[EXERCISE DATA]
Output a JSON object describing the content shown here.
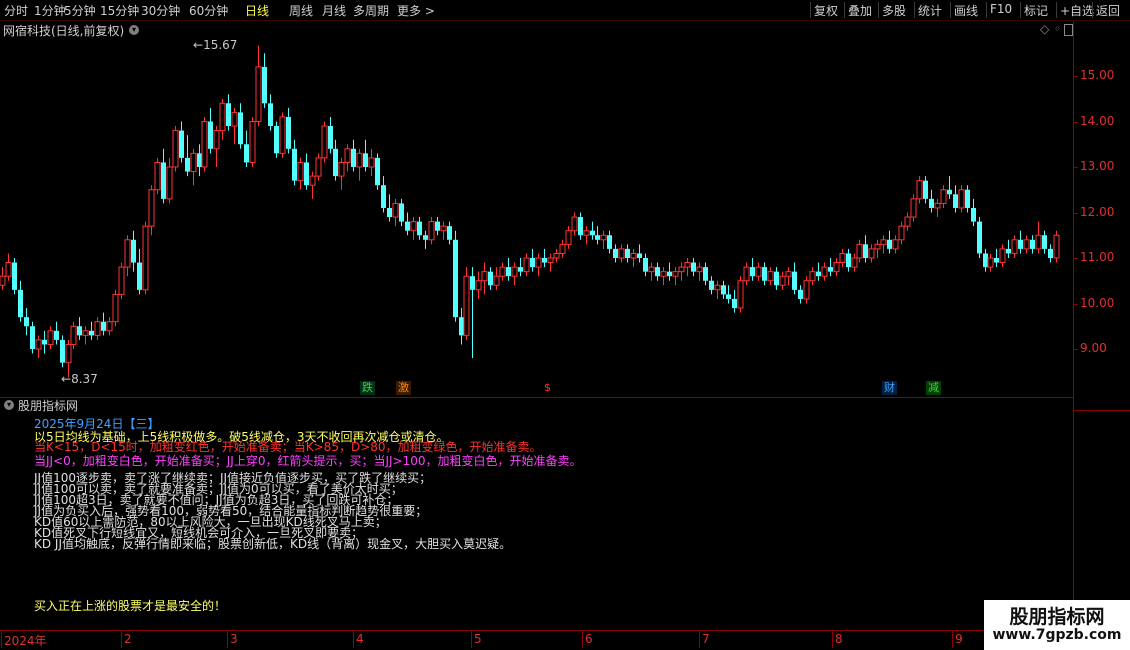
{
  "toolbar": {
    "left_items": [
      "分时",
      "1分钟",
      "5分钟",
      "15分钟",
      "30分钟",
      "60分钟",
      "日线",
      "周线",
      "月线",
      "多周期",
      "更多 >"
    ],
    "active_item": "日线",
    "right_items": [
      "复权",
      "叠加",
      "多股",
      "统计",
      "画线",
      "F10",
      "标记",
      "+自选",
      "返回"
    ]
  },
  "main_chart": {
    "title": "网宿科技(日线,前复权)",
    "high_label": "15.67",
    "low_label": "8.37",
    "y_axis_labels": [
      "15.00",
      "14.00",
      "13.00",
      "12.00",
      "11.00",
      "10.00",
      "9.00"
    ],
    "markers": [
      {
        "text": "跌",
        "color": "#00a050",
        "bg": "#003018"
      },
      {
        "text": "激",
        "color": "#ff8000",
        "bg": "#3a1a00"
      },
      {
        "text": "$",
        "color": "#ff3030",
        "bg": "#000000"
      },
      {
        "text": "财",
        "color": "#40a0ff",
        "bg": "#002040"
      },
      {
        "text": "减",
        "color": "#40d040",
        "bg": "#004000"
      }
    ],
    "colors": {
      "up": "#ff3232",
      "down": "#54ffff",
      "grid": "#8b0000",
      "axis_text": "#e03030"
    }
  },
  "chart_data": {
    "type": "candlestick",
    "ylim": [
      8.1,
      16.2
    ],
    "candles": [
      [
        10.4,
        10.8,
        10.3,
        10.6
      ],
      [
        10.6,
        11.1,
        10.5,
        10.9
      ],
      [
        10.9,
        11.0,
        10.2,
        10.3
      ],
      [
        10.3,
        10.5,
        9.6,
        9.7
      ],
      [
        9.7,
        9.9,
        9.3,
        9.5
      ],
      [
        9.5,
        9.6,
        8.9,
        9.0
      ],
      [
        9.0,
        9.3,
        8.8,
        9.2
      ],
      [
        9.2,
        9.4,
        8.9,
        9.1
      ],
      [
        9.1,
        9.5,
        9.0,
        9.4
      ],
      [
        9.4,
        9.6,
        9.1,
        9.2
      ],
      [
        9.2,
        9.3,
        8.6,
        8.7
      ],
      [
        8.7,
        9.2,
        8.37,
        9.1
      ],
      [
        9.1,
        9.6,
        9.0,
        9.5
      ],
      [
        9.5,
        9.7,
        9.2,
        9.3
      ],
      [
        9.3,
        9.5,
        9.1,
        9.4
      ],
      [
        9.4,
        9.6,
        9.2,
        9.3
      ],
      [
        9.3,
        9.7,
        9.2,
        9.6
      ],
      [
        9.6,
        9.8,
        9.3,
        9.4
      ],
      [
        9.4,
        9.7,
        9.3,
        9.6
      ],
      [
        9.6,
        10.3,
        9.5,
        10.2
      ],
      [
        10.2,
        10.9,
        10.1,
        10.8
      ],
      [
        10.8,
        11.5,
        10.6,
        11.4
      ],
      [
        11.4,
        11.6,
        10.7,
        10.9
      ],
      [
        10.9,
        11.2,
        10.2,
        10.3
      ],
      [
        10.3,
        11.8,
        10.2,
        11.7
      ],
      [
        11.7,
        12.6,
        11.5,
        12.5
      ],
      [
        12.5,
        13.2,
        12.4,
        13.1
      ],
      [
        13.1,
        13.4,
        12.2,
        12.3
      ],
      [
        12.3,
        13.2,
        12.2,
        13.0
      ],
      [
        13.0,
        13.9,
        12.9,
        13.8
      ],
      [
        13.8,
        14.0,
        13.1,
        13.2
      ],
      [
        13.2,
        13.7,
        12.8,
        12.9
      ],
      [
        12.9,
        13.4,
        12.6,
        13.3
      ],
      [
        13.3,
        13.5,
        12.8,
        13.0
      ],
      [
        13.0,
        14.1,
        12.9,
        14.0
      ],
      [
        14.0,
        14.3,
        13.3,
        13.4
      ],
      [
        13.4,
        13.9,
        13.0,
        13.8
      ],
      [
        13.8,
        14.5,
        13.6,
        14.4
      ],
      [
        14.4,
        14.6,
        13.8,
        13.9
      ],
      [
        13.9,
        14.3,
        13.5,
        14.2
      ],
      [
        14.2,
        14.4,
        13.4,
        13.5
      ],
      [
        13.5,
        13.8,
        13.0,
        13.1
      ],
      [
        13.1,
        14.1,
        13.0,
        14.0
      ],
      [
        14.0,
        15.67,
        13.9,
        15.2
      ],
      [
        15.2,
        15.5,
        14.3,
        14.4
      ],
      [
        14.4,
        14.6,
        13.8,
        13.9
      ],
      [
        13.9,
        14.0,
        13.2,
        13.3
      ],
      [
        13.3,
        14.2,
        13.2,
        14.1
      ],
      [
        14.1,
        14.3,
        13.3,
        13.4
      ],
      [
        13.4,
        13.6,
        12.6,
        12.7
      ],
      [
        12.7,
        13.2,
        12.5,
        13.1
      ],
      [
        13.1,
        13.3,
        12.5,
        12.6
      ],
      [
        12.6,
        12.9,
        12.3,
        12.8
      ],
      [
        12.8,
        13.3,
        12.7,
        13.2
      ],
      [
        13.2,
        14.0,
        13.1,
        13.9
      ],
      [
        13.9,
        14.1,
        13.3,
        13.4
      ],
      [
        13.4,
        13.6,
        12.7,
        12.8
      ],
      [
        12.8,
        13.2,
        12.5,
        13.1
      ],
      [
        13.1,
        13.5,
        12.9,
        13.4
      ],
      [
        13.4,
        13.6,
        12.9,
        13.0
      ],
      [
        13.0,
        13.4,
        12.7,
        13.3
      ],
      [
        13.3,
        13.6,
        12.9,
        13.0
      ],
      [
        13.0,
        13.4,
        12.8,
        13.2
      ],
      [
        13.2,
        13.3,
        12.5,
        12.6
      ],
      [
        12.6,
        12.8,
        12.0,
        12.1
      ],
      [
        12.1,
        12.4,
        11.8,
        11.9
      ],
      [
        11.9,
        12.3,
        11.7,
        12.2
      ],
      [
        12.2,
        12.3,
        11.7,
        11.8
      ],
      [
        11.8,
        12.0,
        11.5,
        11.6
      ],
      [
        11.6,
        11.9,
        11.4,
        11.8
      ],
      [
        11.8,
        11.9,
        11.4,
        11.5
      ],
      [
        11.5,
        11.6,
        11.2,
        11.4
      ],
      [
        11.4,
        11.9,
        11.3,
        11.8
      ],
      [
        11.8,
        11.9,
        11.5,
        11.6
      ],
      [
        11.6,
        11.8,
        11.4,
        11.7
      ],
      [
        11.7,
        11.8,
        11.3,
        11.4
      ],
      [
        11.4,
        11.6,
        9.6,
        9.7
      ],
      [
        9.7,
        9.9,
        9.1,
        9.3
      ],
      [
        9.3,
        10.8,
        9.2,
        10.6
      ],
      [
        10.6,
        10.8,
        8.8,
        10.3
      ],
      [
        10.3,
        10.7,
        10.1,
        10.5
      ],
      [
        10.5,
        10.9,
        10.2,
        10.7
      ],
      [
        10.7,
        10.8,
        10.3,
        10.4
      ],
      [
        10.4,
        10.8,
        10.3,
        10.6
      ],
      [
        10.6,
        10.9,
        10.5,
        10.8
      ],
      [
        10.8,
        11.0,
        10.5,
        10.6
      ],
      [
        10.6,
        10.9,
        10.4,
        10.8
      ],
      [
        10.8,
        11.0,
        10.6,
        10.7
      ],
      [
        10.7,
        11.1,
        10.6,
        11.0
      ],
      [
        11.0,
        11.2,
        10.7,
        10.8
      ],
      [
        10.8,
        11.1,
        10.6,
        11.0
      ],
      [
        11.0,
        11.2,
        10.8,
        10.9
      ],
      [
        10.9,
        11.1,
        10.7,
        11.0
      ],
      [
        11.0,
        11.2,
        10.9,
        11.1
      ],
      [
        11.1,
        11.4,
        11.0,
        11.3
      ],
      [
        11.3,
        11.7,
        11.2,
        11.6
      ],
      [
        11.6,
        12.0,
        11.5,
        11.9
      ],
      [
        11.9,
        12.0,
        11.4,
        11.5
      ],
      [
        11.5,
        11.7,
        11.3,
        11.6
      ],
      [
        11.6,
        11.8,
        11.4,
        11.5
      ],
      [
        11.5,
        11.7,
        11.3,
        11.4
      ],
      [
        11.4,
        11.6,
        11.2,
        11.5
      ],
      [
        11.5,
        11.6,
        11.1,
        11.2
      ],
      [
        11.2,
        11.3,
        10.9,
        11.0
      ],
      [
        11.0,
        11.3,
        10.9,
        11.2
      ],
      [
        11.2,
        11.3,
        10.9,
        11.0
      ],
      [
        11.0,
        11.2,
        10.8,
        11.1
      ],
      [
        11.1,
        11.3,
        10.9,
        11.0
      ],
      [
        11.0,
        11.1,
        10.6,
        10.7
      ],
      [
        10.7,
        10.9,
        10.5,
        10.8
      ],
      [
        10.8,
        10.9,
        10.5,
        10.6
      ],
      [
        10.6,
        10.8,
        10.4,
        10.7
      ],
      [
        10.7,
        10.9,
        10.5,
        10.6
      ],
      [
        10.6,
        10.8,
        10.4,
        10.7
      ],
      [
        10.7,
        10.9,
        10.5,
        10.8
      ],
      [
        10.8,
        11.0,
        10.6,
        10.9
      ],
      [
        10.9,
        11.0,
        10.6,
        10.7
      ],
      [
        10.7,
        10.9,
        10.5,
        10.8
      ],
      [
        10.8,
        10.9,
        10.4,
        10.5
      ],
      [
        10.5,
        10.6,
        10.2,
        10.3
      ],
      [
        10.3,
        10.5,
        10.1,
        10.4
      ],
      [
        10.4,
        10.5,
        10.1,
        10.2
      ],
      [
        10.2,
        10.4,
        10.0,
        10.1
      ],
      [
        10.1,
        10.3,
        9.8,
        9.9
      ],
      [
        9.9,
        10.6,
        9.8,
        10.5
      ],
      [
        10.5,
        10.9,
        10.4,
        10.8
      ],
      [
        10.8,
        11.0,
        10.5,
        10.6
      ],
      [
        10.6,
        10.9,
        10.5,
        10.8
      ],
      [
        10.8,
        10.9,
        10.4,
        10.5
      ],
      [
        10.5,
        10.8,
        10.4,
        10.7
      ],
      [
        10.7,
        10.8,
        10.3,
        10.4
      ],
      [
        10.4,
        10.7,
        10.3,
        10.6
      ],
      [
        10.6,
        10.8,
        10.4,
        10.7
      ],
      [
        10.7,
        10.9,
        10.2,
        10.3
      ],
      [
        10.3,
        10.4,
        10.0,
        10.1
      ],
      [
        10.1,
        10.6,
        10.0,
        10.5
      ],
      [
        10.5,
        10.8,
        10.4,
        10.7
      ],
      [
        10.7,
        10.9,
        10.5,
        10.6
      ],
      [
        10.6,
        10.9,
        10.5,
        10.8
      ],
      [
        10.8,
        11.0,
        10.6,
        10.7
      ],
      [
        10.7,
        11.0,
        10.6,
        10.9
      ],
      [
        10.9,
        11.2,
        10.8,
        11.1
      ],
      [
        11.1,
        11.2,
        10.7,
        10.8
      ],
      [
        10.8,
        11.1,
        10.7,
        11.0
      ],
      [
        11.0,
        11.4,
        10.9,
        11.3
      ],
      [
        11.3,
        11.5,
        10.9,
        11.0
      ],
      [
        11.0,
        11.3,
        10.9,
        11.2
      ],
      [
        11.2,
        11.4,
        11.0,
        11.3
      ],
      [
        11.3,
        11.5,
        11.1,
        11.4
      ],
      [
        11.4,
        11.6,
        11.1,
        11.2
      ],
      [
        11.2,
        11.5,
        11.1,
        11.4
      ],
      [
        11.4,
        11.8,
        11.3,
        11.7
      ],
      [
        11.7,
        12.0,
        11.6,
        11.9
      ],
      [
        11.9,
        12.4,
        11.8,
        12.3
      ],
      [
        12.3,
        12.8,
        12.2,
        12.7
      ],
      [
        12.7,
        12.8,
        12.2,
        12.3
      ],
      [
        12.3,
        12.5,
        12.0,
        12.1
      ],
      [
        12.1,
        12.3,
        11.9,
        12.2
      ],
      [
        12.2,
        12.6,
        12.1,
        12.5
      ],
      [
        12.5,
        12.8,
        12.3,
        12.4
      ],
      [
        12.4,
        12.6,
        12.0,
        12.1
      ],
      [
        12.1,
        12.6,
        12.0,
        12.5
      ],
      [
        12.5,
        12.6,
        12.0,
        12.1
      ],
      [
        12.1,
        12.3,
        11.7,
        11.8
      ],
      [
        11.8,
        11.9,
        11.0,
        11.1
      ],
      [
        11.1,
        11.2,
        10.7,
        10.8
      ],
      [
        10.8,
        11.1,
        10.7,
        11.0
      ],
      [
        11.0,
        11.2,
        10.8,
        10.9
      ],
      [
        10.9,
        11.3,
        10.8,
        11.2
      ],
      [
        11.2,
        11.4,
        11.0,
        11.1
      ],
      [
        11.1,
        11.5,
        11.0,
        11.4
      ],
      [
        11.4,
        11.6,
        11.1,
        11.2
      ],
      [
        11.2,
        11.5,
        11.1,
        11.4
      ],
      [
        11.4,
        11.5,
        11.1,
        11.2
      ],
      [
        11.2,
        11.8,
        11.1,
        11.5
      ],
      [
        11.5,
        11.6,
        11.1,
        11.2
      ],
      [
        11.2,
        11.3,
        10.9,
        11.0
      ],
      [
        11.0,
        11.6,
        10.9,
        11.5
      ]
    ]
  },
  "indicator_panel": {
    "title": "股朋指标网",
    "date_line": "2025年9月24日【三】",
    "lines": [
      {
        "text": "以5日均线为基础，上5线积极做多。破5线减仓，3天不收回再次减仓或清仓。",
        "color": "#ffff66"
      },
      {
        "text": "当K<15，D<15时，加粗变红色，开始准备卖；当K>85，D>80，加粗变绿色，开始准备卖。",
        "color": "#ff3030"
      },
      {
        "text": "当JJ<0，加粗变白色，开始准备买；JJ上穿0，红箭头提示，买；当JJ>100，加粗变白色，开始准备卖。",
        "color": "#ff40ff"
      },
      {
        "text": "JJ值100逐步卖，卖了涨了继续卖；JJ值接近负值逐步买，买了跌了继续买；",
        "color": "#e0e0e0"
      },
      {
        "text": "JJ值100可以卖，卖了就要准备卖；JJ值为0可以买，看了美价太时买；",
        "color": "#e0e0e0"
      },
      {
        "text": "JJ值100超3日，卖了就要不值问；JJ值为负超3日，买了回跌可补仓；",
        "color": "#e0e0e0"
      },
      {
        "text": "JJ值为负买入后，强势看100，弱势看50，结合能量指标判断趋势很重要；",
        "color": "#e0e0e0"
      },
      {
        "text": "KD值60以上需防范，80以上风险大，一旦出现KD线死叉马上卖；",
        "color": "#e0e0e0"
      },
      {
        "text": "KD值死叉下行短线宜又，短线机会可介入，一旦死叉即要卖；",
        "color": "#e0e0e0"
      },
      {
        "text": "KD JJ值均触底，反弹行情即来临；股票创新低，KD线（背离）现金叉，大胆买入莫迟疑。",
        "color": "#e0e0e0"
      }
    ],
    "footer_text": "买入正在上涨的股票才是最安全的！"
  },
  "time_axis": {
    "labels": [
      "2024年",
      "2",
      "3",
      "4",
      "5",
      "6",
      "7",
      "8",
      "9"
    ]
  },
  "watermark": {
    "line1": "股朋指标网",
    "line2": "www.7gpzb.com"
  }
}
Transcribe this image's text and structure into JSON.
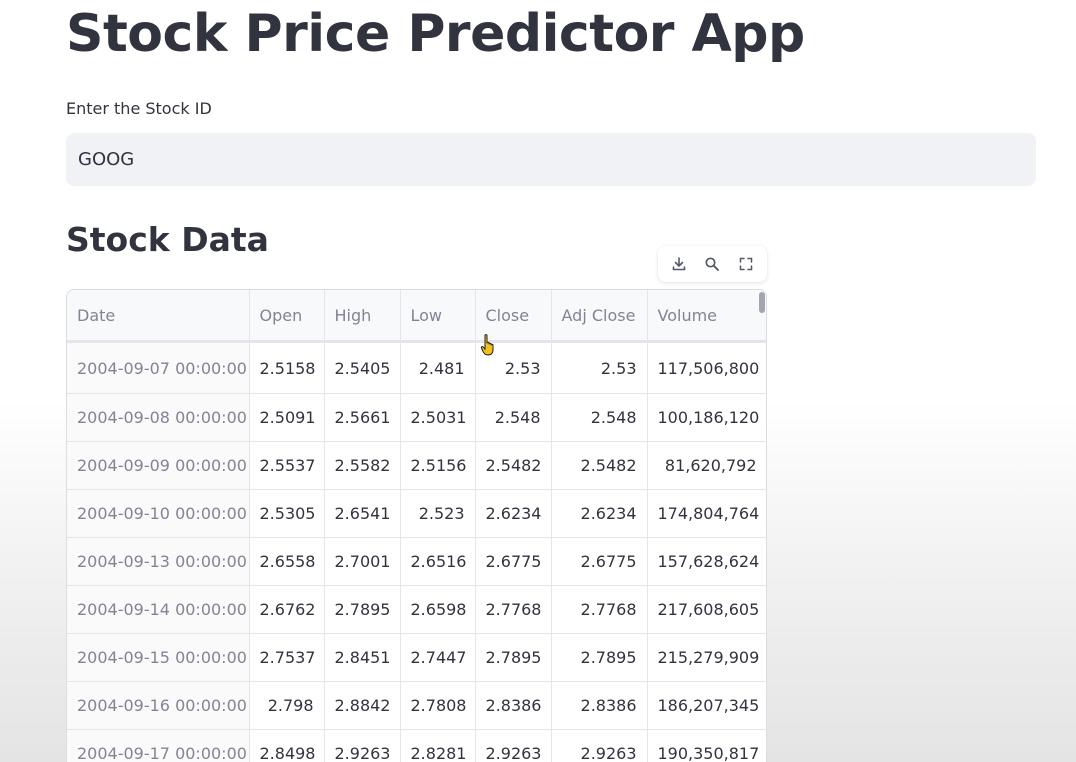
{
  "app": {
    "title": "Stock Price Predictor App"
  },
  "stock_input": {
    "label": "Enter the Stock ID",
    "value": "GOOG"
  },
  "stock_data": {
    "heading": "Stock Data",
    "toolbar": {
      "icons": [
        "download-icon",
        "search-icon",
        "fullscreen-icon"
      ]
    },
    "columns": [
      "Date",
      "Open",
      "High",
      "Low",
      "Close",
      "Adj Close",
      "Volume"
    ],
    "rows": [
      [
        "2004-09-07 00:00:00",
        "2.5158",
        "2.5405",
        "2.481",
        "2.53",
        "2.53",
        "117,506,800"
      ],
      [
        "2004-09-08 00:00:00",
        "2.5091",
        "2.5661",
        "2.5031",
        "2.548",
        "2.548",
        "100,186,120"
      ],
      [
        "2004-09-09 00:00:00",
        "2.5537",
        "2.5582",
        "2.5156",
        "2.5482",
        "2.5482",
        "81,620,792"
      ],
      [
        "2004-09-10 00:00:00",
        "2.5305",
        "2.6541",
        "2.523",
        "2.6234",
        "2.6234",
        "174,804,764"
      ],
      [
        "2004-09-13 00:00:00",
        "2.6558",
        "2.7001",
        "2.6516",
        "2.6775",
        "2.6775",
        "157,628,624"
      ],
      [
        "2004-09-14 00:00:00",
        "2.6762",
        "2.7895",
        "2.6598",
        "2.7768",
        "2.7768",
        "217,608,605"
      ],
      [
        "2004-09-15 00:00:00",
        "2.7537",
        "2.8451",
        "2.7447",
        "2.7895",
        "2.7895",
        "215,279,909"
      ],
      [
        "2004-09-16 00:00:00",
        "2.798",
        "2.8842",
        "2.7808",
        "2.8386",
        "2.8386",
        "186,207,345"
      ],
      [
        "2004-09-17 00:00:00",
        "2.8498",
        "2.9263",
        "2.8281",
        "2.9263",
        "2.9263",
        "190,350,817"
      ]
    ]
  }
}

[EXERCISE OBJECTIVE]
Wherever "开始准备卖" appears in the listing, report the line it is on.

[TASK ANSWER]
        "text": "当K<15，D<15时，加粗变红色，开始准备卖；当K>85，D>80，加粗变绿色，开始准备卖。",
        "text": "当JJ<0，加粗变白色，开始准备买；JJ上穿0，红箭头提示，买；当JJ>100，加粗变白色，开始准备卖。",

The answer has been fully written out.